Years ago, an author of a book on men and women in ministry with a PhD from a evangelical seminary spoke at a bring-your-own lunch workshop at another such school. Her opinions included the option that a woman might have biblical grounds for contributing economically to the household—a concept she pulled right out of Proverbs 31. Finally, one of the people in attendance raised a hand and asked, “But wouldn’t you concede that the ideal is for the woman to be home full-time raising the kids while the man is out working?"
Wives Are Parents, Husbands Are Babysitters?
She seemed ashamed. "Yes. That is the ideal."
At that time, my brother-in-law, Mark, and my sister, Mary, lived six blocks away. And Mark walked one of my nieces to school every morning while my sister left to teach school. A seminary student with a flexible work schedule, Mark was known in the neighborhood as the dad every kid wanted. Some afternoons my nieces came straight to our house until their parents arrived home. And none of us viewed this as unideal. In fact, we all loved it! The girls had the deep involvement of both parents, as well as the support of the extended family unit. And we enjoyed their presence.
So I think neither the speaker nor the questioner at that lunchtime talk went far enough. If we're going to speak in the realm of ideals, isn't the ideal for both parents to be around?
"She's at home, he's away at work" is a post-Industrial Revolution perspective. And while we might say it's a luxury to have a dad around during the day, it's also a luxury to have a mom around during the day. Having either set-up is a choice almost exclusively limited to two-parent, middle- and upper-class households.
But here's the good news. Despite technology’s many consequences, one benefit is that flexible work hours are increasingly available to both men and women. A couple can contribute to the economics of their household, be available to the kids, and never have to pay a dime for daycare or leave a child without at least one parent at all times (unless they're on a date).
Consider what life was like in an agrarian society without modern conveniences. Both parents worked at home. Mama never got down on the floor to play “Candyland” with her little ones—she was too busy canning peaches, ironing, and feeding the rabbits. And Papa was out in the field or perhaps in the shop doing blacksmith work, engaged in the tasks that required more physical strength. But he was around. And the kids spent a portion of the day helping him. Sometimes Grandma would take the kids and give both parents a break.
But industrialization yanked both fathers and mothers from the home. And until we had child labor laws, it pulled the kids out too. Only middle- and upper-class families could afford to have one parent at home. And the divorce rate skyrocketed, as the family unit no longer worked together for the common good. They hardly saw or knew each other. Even in middle-class homes where the father was the sole breadwinner and they could afford to have one parent at home full-time, the family experienced consequences. In the words of one of my students, “Our American mindset always makes it about money, and it simply isn't always about money. A man provides leadership, companionship, discipline, stability, and whatever else his gifting and abilities contribute. Having been raised in a traditional home that was bereft of a male role model because of my dad's long hours at work, I feel the void and don't believe that is God's design either.”

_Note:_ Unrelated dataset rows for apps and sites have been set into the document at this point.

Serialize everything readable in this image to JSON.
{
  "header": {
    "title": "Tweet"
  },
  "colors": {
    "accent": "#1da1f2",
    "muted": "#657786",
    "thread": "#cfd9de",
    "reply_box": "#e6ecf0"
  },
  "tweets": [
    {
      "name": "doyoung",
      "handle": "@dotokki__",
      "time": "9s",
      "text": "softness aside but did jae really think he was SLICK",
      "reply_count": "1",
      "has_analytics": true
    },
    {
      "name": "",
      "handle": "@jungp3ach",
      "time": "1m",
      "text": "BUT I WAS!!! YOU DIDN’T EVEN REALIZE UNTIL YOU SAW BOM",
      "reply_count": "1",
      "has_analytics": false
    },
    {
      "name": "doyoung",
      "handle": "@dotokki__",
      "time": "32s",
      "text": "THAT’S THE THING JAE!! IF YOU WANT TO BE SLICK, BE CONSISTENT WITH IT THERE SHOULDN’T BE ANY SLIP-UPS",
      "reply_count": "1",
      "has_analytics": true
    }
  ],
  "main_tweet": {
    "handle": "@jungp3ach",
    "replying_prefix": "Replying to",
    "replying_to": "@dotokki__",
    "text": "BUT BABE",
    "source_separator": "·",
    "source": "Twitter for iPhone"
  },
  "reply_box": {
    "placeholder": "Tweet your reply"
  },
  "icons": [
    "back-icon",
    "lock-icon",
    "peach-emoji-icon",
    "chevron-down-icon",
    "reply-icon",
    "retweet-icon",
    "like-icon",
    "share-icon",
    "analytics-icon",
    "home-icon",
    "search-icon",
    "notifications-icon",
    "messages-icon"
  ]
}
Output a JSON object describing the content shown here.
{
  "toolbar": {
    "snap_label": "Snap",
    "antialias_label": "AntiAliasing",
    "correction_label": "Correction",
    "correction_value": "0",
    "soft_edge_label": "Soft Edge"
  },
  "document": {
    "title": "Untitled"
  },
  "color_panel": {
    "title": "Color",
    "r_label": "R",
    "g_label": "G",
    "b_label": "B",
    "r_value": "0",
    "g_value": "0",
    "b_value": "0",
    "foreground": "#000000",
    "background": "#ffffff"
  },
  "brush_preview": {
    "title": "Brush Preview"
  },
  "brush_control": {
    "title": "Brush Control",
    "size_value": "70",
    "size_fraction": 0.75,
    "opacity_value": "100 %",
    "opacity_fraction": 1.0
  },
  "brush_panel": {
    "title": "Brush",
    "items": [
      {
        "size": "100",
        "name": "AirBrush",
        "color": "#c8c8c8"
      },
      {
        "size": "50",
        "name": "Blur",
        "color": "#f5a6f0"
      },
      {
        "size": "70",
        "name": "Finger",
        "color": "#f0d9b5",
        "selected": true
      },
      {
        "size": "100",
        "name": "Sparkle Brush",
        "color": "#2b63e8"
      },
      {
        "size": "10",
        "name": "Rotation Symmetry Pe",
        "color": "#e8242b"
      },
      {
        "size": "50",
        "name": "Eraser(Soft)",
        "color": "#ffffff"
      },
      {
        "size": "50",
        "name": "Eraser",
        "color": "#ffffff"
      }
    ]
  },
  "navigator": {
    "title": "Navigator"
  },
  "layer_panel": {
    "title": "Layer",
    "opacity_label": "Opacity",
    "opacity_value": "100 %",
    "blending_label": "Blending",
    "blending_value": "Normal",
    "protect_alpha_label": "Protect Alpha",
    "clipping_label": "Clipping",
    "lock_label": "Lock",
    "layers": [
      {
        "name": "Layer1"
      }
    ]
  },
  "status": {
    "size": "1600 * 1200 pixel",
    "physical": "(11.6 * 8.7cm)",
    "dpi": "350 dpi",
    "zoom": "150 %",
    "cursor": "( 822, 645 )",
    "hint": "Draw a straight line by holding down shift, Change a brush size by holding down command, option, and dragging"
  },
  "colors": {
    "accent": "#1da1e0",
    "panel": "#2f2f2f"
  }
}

So, the so-called biblical ideal of Mom at home with kids and Dad at the office or in the factory is really only a Westernized application of “provide for one’s own” and “be workers at home.” (Re. the latter, Paul was doubtless writing to women who were, for the most part, already contributing economically from home, and the emphasis was not on the location but on hard work.)
One of the most devastating effects of this division of labor was and is a creeping sense that God did not “make” men to handle being around kids. Our language expresses this concept when we refer to mothers as “parents,” but dads as “babysitters.” I observe this phenomenon especially when the women go away on a retreat.
In the words of one Christian social historian, “When did we make it socially acceptable for men to be incompetent as parents?” Case in point...
A male economist/theology student with whom I discussed these ideas this week, upon viewing this clip wrote with grace:
"It is such a denial of so many giftings that he already has and could develop. It's not so black and white. it's not "man go" "woman stay" and anything inbetween is not ideal or unbiblical. This echoes what I [feel] about wanting to engage more with my kids someday (hopefully!). Maybe being at home with my kids during the day some wouldn't be a bad thing?"
God did not create women for childrearing and men for work. God gave both man and woman two tasks: Have dominion over the earth and be fruitful and multiply. And both male and female are needed, fully, to accomplish both tasks. How that looks today can vary. So let us show some grace and flexibility in considering how best to work out our Christianity when it comes to economics, the household, and childrearing.